Hi, have a 34-year-old oil water heater. We are starting to see sediment in the hot water and I'd eventually want to switch from oil to gas, which is accessible. Financially, we want to put that job off a few years and to to get an oil water heater now and then switch to gas in a few years seems wasteful. My thought was to get an electric tankless water heater now and switch the heat and kitchen to gas when we can afford it. My basement is also very small, so tankless will provide additional room. The house has one and a half baths and four bedrooms. Does electric tankless make sense and how do you decide what size the tankless must be to provide the right amount of how water?
Since you have a very old water heater, it's smart to replace it now before it starts to leak. If you wait and it does leak, you're going to be facing an emergency repair, which can cost a heck of a lot more!
It's not a great idea to install an electric tankless water heater, but I don't think you'll really need one. It seems like you think that you need to convert the entire house to gas heat when adding a water heater. In our experience, gas utilities will run the gas line to your house if you agree to hook it up to one appliance, like a water heater!
Given that, your best bet is to have the line run to your house and replace the old oil water heater right now.
By the way, electric tankless water heaters are not efficient and would be a very poor choice. They can't be compared in any way shape or form with a gas tankless water heater. Once the gas line is run, you can decide if you'd like to install a gas tankless water heater, or the more old fashion tank-style water heater.
If you do decide to stay with electric your best option would be an electric heat pump water heater.

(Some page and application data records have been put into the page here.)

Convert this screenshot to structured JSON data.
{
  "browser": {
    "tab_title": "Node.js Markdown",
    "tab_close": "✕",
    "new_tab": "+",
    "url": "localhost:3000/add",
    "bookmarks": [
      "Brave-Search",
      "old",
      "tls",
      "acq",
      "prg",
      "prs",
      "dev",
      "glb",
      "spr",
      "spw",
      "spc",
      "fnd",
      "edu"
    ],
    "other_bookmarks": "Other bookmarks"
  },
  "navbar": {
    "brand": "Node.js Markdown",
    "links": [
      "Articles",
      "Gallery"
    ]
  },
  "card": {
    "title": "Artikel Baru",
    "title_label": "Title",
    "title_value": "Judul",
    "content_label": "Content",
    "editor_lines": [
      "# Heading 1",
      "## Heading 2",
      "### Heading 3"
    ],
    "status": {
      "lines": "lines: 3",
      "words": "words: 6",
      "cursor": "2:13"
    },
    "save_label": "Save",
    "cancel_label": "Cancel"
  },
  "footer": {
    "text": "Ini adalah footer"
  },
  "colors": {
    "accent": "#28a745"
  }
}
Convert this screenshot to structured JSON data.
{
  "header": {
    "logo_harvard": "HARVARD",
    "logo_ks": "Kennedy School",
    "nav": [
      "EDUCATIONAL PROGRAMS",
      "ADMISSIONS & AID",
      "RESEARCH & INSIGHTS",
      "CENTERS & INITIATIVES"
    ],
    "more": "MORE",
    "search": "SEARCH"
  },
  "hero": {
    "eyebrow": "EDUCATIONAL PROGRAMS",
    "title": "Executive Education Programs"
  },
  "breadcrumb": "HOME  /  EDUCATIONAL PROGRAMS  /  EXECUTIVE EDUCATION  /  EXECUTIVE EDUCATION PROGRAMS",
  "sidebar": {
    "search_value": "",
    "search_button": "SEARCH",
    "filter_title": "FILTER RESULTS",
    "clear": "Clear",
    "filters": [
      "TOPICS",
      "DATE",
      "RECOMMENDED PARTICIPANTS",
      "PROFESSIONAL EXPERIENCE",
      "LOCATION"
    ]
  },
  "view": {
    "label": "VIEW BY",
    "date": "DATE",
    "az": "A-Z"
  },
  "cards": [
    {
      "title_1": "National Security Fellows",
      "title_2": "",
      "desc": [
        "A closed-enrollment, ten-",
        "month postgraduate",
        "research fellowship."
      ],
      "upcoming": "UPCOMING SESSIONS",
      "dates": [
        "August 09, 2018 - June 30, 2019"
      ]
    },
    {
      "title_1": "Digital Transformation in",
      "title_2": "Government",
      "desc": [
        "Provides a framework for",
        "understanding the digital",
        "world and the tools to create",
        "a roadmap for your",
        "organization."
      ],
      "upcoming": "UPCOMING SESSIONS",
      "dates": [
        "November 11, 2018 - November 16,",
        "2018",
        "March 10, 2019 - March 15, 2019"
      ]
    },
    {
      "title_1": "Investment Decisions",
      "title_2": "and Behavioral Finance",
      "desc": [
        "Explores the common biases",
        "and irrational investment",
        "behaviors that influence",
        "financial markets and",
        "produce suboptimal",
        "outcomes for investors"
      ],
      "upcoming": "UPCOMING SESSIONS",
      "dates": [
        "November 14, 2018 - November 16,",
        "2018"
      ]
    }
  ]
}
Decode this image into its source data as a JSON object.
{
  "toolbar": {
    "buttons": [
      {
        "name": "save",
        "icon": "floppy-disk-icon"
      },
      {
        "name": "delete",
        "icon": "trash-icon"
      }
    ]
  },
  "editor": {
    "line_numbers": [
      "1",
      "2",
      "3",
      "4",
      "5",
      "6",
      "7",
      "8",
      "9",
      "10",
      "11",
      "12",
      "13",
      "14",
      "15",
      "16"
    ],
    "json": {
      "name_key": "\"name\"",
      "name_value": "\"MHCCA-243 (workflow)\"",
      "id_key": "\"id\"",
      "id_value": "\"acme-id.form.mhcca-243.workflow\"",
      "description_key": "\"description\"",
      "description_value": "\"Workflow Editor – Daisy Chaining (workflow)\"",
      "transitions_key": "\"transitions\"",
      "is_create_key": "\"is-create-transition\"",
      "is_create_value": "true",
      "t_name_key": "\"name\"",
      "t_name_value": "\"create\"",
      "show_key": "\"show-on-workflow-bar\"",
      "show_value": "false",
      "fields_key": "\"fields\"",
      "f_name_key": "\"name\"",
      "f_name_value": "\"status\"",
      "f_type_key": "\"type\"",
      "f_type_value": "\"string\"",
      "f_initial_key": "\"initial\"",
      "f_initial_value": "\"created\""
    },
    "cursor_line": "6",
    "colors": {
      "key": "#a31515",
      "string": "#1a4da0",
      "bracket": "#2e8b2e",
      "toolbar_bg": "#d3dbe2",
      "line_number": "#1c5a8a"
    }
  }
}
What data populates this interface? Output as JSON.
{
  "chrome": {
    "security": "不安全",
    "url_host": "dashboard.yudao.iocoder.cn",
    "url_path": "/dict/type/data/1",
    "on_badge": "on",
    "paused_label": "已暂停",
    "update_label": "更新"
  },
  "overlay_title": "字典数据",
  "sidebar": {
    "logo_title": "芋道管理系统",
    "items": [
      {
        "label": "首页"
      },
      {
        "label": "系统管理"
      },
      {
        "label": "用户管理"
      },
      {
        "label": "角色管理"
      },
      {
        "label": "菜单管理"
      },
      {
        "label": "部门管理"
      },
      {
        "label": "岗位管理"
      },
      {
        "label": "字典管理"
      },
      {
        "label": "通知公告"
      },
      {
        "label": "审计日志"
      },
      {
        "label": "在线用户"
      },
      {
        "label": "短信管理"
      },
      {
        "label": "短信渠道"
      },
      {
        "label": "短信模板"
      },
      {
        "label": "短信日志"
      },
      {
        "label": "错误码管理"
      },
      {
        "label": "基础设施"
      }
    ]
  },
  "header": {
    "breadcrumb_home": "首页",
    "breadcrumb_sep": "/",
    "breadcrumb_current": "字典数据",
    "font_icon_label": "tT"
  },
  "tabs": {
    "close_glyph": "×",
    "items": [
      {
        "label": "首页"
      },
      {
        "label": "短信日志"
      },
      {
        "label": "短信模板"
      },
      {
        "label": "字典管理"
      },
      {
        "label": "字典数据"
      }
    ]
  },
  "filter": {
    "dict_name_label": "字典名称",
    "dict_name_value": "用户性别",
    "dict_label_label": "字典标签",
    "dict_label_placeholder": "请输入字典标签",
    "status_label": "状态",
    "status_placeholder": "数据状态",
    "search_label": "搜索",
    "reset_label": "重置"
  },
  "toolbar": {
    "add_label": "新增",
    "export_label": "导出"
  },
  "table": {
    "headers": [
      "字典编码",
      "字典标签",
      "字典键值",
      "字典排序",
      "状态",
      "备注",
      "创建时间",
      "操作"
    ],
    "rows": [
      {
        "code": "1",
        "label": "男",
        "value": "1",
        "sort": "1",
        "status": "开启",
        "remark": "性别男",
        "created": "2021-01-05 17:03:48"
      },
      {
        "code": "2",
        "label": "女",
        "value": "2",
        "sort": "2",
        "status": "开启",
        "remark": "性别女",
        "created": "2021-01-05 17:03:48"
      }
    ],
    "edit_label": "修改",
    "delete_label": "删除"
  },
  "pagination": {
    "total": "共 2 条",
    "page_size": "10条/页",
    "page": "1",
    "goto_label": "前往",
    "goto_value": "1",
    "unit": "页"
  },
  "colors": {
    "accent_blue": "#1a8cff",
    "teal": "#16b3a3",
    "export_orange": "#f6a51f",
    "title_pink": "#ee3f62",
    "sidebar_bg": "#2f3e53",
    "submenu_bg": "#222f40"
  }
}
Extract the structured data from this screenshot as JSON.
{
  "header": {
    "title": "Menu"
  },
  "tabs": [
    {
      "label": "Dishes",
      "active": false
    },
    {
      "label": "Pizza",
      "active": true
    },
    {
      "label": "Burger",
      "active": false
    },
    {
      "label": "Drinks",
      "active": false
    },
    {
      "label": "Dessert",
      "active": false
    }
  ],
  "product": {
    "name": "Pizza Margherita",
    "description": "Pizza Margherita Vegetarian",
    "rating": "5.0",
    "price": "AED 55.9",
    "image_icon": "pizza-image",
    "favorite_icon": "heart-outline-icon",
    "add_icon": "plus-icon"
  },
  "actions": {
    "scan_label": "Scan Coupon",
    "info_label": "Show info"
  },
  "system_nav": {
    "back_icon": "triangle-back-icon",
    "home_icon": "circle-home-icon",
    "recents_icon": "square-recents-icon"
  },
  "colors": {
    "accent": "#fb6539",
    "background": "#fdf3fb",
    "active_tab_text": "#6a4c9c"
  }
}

These are much more efficient than standard water heaters and have come down in price.